┌─ ENTRIES SHOWN

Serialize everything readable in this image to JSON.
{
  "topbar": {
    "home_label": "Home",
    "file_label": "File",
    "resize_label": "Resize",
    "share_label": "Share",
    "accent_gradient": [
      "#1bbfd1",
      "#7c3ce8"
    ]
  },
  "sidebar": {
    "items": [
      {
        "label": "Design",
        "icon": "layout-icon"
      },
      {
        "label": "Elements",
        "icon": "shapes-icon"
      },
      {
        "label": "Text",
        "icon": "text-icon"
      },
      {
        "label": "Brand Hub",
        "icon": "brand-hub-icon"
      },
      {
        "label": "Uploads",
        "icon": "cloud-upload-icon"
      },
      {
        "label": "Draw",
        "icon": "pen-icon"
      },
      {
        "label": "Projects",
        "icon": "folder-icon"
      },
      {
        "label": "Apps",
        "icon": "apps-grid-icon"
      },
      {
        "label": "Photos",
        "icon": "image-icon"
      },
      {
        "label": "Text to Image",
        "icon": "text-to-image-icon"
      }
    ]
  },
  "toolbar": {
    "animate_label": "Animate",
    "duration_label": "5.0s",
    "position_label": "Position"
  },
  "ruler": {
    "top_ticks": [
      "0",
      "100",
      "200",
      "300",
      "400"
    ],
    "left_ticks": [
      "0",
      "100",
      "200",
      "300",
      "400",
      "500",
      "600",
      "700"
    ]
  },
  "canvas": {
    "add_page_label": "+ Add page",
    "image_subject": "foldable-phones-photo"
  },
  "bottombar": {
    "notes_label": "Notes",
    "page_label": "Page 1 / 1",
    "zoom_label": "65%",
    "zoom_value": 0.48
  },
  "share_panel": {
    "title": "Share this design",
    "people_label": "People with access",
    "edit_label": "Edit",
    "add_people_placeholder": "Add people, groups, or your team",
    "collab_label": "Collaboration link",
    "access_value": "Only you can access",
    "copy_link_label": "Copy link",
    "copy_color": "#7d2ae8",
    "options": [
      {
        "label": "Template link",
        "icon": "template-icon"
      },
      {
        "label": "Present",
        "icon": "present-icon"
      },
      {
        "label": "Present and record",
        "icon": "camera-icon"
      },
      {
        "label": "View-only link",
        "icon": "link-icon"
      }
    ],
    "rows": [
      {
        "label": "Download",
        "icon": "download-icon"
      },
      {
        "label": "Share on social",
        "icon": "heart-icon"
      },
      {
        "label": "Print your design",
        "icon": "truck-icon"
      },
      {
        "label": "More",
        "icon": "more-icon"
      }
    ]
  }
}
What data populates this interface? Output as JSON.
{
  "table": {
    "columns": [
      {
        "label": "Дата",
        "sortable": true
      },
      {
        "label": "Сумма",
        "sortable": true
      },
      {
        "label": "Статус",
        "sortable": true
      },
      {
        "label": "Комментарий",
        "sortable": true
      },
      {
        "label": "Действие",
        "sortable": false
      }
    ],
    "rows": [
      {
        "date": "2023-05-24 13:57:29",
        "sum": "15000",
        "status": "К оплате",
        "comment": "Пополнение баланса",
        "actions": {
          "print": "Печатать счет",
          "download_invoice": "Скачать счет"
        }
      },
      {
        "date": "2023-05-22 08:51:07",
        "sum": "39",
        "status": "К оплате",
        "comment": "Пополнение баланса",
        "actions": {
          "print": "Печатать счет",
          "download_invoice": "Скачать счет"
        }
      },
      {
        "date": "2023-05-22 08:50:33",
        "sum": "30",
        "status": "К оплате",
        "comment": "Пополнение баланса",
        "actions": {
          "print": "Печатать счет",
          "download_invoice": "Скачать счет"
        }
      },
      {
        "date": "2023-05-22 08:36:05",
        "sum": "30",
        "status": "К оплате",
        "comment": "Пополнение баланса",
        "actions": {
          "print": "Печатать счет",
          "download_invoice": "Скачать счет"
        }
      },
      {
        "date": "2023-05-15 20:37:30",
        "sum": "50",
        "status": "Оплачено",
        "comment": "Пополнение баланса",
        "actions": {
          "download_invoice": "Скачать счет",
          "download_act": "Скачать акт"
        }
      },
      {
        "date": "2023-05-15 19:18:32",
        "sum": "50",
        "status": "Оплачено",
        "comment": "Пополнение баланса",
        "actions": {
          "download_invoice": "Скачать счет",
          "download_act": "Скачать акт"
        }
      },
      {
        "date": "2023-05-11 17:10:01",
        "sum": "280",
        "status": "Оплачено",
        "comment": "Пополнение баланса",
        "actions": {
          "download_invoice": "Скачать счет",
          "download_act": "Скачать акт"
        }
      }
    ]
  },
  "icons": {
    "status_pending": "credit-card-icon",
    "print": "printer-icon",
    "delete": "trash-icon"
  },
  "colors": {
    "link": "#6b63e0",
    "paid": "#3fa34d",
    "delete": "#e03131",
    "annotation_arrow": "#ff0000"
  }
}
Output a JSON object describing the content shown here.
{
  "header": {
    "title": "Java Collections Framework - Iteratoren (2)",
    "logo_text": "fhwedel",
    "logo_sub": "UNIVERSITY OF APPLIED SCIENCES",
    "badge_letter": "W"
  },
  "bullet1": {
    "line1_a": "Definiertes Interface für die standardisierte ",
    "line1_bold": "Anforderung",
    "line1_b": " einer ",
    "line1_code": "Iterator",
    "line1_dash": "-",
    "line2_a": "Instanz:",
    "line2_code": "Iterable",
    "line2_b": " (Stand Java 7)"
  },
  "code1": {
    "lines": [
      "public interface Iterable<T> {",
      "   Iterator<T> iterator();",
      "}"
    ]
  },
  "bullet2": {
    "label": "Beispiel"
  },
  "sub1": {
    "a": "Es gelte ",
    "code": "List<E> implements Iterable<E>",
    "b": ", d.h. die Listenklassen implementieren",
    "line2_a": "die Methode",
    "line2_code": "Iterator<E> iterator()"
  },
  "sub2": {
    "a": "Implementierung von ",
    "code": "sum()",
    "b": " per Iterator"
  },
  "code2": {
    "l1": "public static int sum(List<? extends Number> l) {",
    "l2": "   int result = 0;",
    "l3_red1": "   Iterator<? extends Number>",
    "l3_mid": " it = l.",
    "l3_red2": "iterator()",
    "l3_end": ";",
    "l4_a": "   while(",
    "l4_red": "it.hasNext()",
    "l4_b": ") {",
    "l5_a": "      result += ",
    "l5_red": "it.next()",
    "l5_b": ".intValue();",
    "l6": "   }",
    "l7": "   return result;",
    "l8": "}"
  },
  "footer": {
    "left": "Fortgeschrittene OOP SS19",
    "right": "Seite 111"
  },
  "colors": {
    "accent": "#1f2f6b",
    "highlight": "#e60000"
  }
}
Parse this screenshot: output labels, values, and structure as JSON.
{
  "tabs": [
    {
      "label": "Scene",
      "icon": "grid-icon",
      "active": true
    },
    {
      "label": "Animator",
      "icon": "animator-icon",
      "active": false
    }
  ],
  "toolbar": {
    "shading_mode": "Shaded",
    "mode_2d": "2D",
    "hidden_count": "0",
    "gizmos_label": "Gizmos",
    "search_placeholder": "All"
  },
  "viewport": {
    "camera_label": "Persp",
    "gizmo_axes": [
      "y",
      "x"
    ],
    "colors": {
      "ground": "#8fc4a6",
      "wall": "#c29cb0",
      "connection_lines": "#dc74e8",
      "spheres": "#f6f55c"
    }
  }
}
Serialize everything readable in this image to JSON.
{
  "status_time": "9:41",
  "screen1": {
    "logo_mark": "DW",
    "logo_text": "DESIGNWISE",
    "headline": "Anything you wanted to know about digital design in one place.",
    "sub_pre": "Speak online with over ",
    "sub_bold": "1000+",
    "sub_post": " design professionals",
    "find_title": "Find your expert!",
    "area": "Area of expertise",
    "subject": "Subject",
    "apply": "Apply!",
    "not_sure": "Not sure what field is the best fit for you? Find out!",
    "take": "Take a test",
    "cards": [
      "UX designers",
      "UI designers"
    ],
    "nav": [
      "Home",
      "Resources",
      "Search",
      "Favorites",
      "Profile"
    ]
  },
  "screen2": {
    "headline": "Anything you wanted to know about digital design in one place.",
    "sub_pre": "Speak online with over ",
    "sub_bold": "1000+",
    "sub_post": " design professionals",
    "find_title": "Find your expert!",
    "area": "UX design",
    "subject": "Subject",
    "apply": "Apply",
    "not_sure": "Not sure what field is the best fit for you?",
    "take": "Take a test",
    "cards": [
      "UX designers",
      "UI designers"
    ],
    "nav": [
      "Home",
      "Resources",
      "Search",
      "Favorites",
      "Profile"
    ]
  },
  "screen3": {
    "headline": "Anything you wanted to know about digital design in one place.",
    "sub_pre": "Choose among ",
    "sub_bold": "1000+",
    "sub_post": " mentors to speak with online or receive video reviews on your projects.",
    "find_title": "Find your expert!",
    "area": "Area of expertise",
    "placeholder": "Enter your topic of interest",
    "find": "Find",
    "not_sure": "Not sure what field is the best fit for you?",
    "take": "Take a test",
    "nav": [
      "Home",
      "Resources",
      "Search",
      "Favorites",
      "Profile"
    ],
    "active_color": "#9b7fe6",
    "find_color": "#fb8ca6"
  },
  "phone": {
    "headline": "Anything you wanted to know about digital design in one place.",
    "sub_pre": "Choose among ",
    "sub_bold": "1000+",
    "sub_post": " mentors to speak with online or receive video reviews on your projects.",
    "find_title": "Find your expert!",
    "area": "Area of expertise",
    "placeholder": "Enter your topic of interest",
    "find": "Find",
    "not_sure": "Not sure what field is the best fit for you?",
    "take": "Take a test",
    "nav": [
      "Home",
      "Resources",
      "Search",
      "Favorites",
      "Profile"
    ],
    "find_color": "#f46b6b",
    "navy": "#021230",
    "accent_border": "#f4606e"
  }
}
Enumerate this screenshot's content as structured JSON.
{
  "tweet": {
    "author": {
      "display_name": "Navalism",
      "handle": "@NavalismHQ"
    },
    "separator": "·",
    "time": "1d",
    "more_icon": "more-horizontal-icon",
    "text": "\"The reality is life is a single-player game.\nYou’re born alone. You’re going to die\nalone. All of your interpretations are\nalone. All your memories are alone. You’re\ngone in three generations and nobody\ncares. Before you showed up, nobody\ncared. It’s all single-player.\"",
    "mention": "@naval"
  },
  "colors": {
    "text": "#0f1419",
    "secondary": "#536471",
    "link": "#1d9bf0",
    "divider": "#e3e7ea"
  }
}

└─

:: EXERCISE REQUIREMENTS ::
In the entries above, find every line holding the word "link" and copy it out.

:: ANSWER TO THIS EXERCISE ::
    "collab_label": "Collaboration link",
    "copy_link_label": "Copy link",
        "label": "Template link",
        "label": "View-only link",
        "icon": "link-icon"
    "link": "#6b63e0",
    "link": "#1d9bf0",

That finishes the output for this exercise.